Dr Kennetta Hammond Perry
Kennetta Hammond Perry’s (Ph.D., Michigan State University) research examines Black diasporic communities and political formations shaped by and within the imperial bordering of Britain. Her first book, London Is The Place For Me: Black Britons, Citizenship and the Politics of Race (Oxford, 2016) explores how a largely African Caribbean migrant community of Black Britons articulated claims to citizenship and publicly challenged the state to both acknowledge and remedy the ways in which anti-Black racism came to bear upon their lives in the decades following World War II.
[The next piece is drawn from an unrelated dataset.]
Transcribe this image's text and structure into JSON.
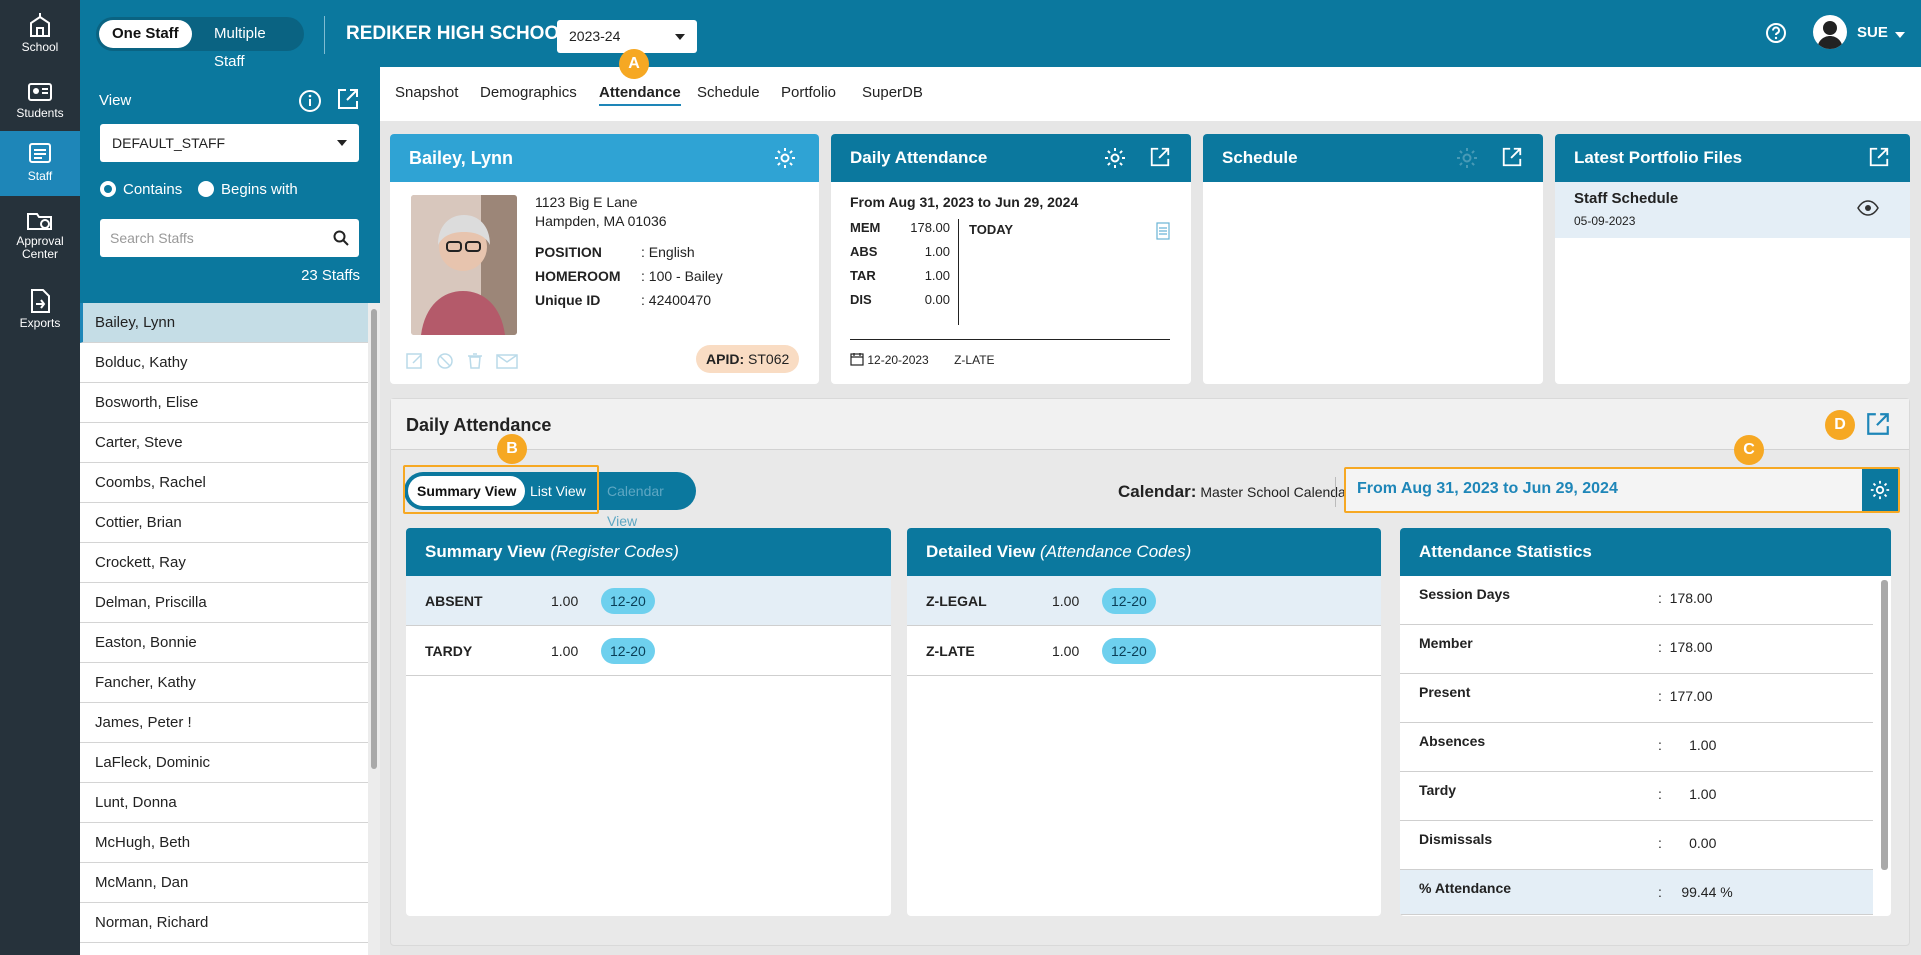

Currently, she has completed a second book manuscript examining the life, death and legacy of David Oluwale, a Nigerian-born homeless man thought to have been murdered by police in Leeds, England in 1969. Drawing from Black feminist epistemologies, this study will contribute to burgeoning conversations within Black Studies and the discipline of History about how we ethically engage and demonstrate a duty of care in our historical writing about Black lives as they are represented in archives steeped in violence and disregard for Black humanity. Moreover, the book enlists the fraught historical record of David Oluwale’s existence in Britain to examine the life-depriving entanglements defining the relationship between the postwar welfare state and the carceral state past and present.
Professor Perry has previously held fellowships with the Carter G. Woodson Institute and the American Council of Learned Societies and currently is a co-investigator on an Arts & Humanities Research Council (UK) grant examining the regional valences of ‘Black Power’ in the UK. She is also an honorary senior research fellow at the Stephen Lawrence Research Centre at De Montfort University in Leicester, UK where she previously served as founding director.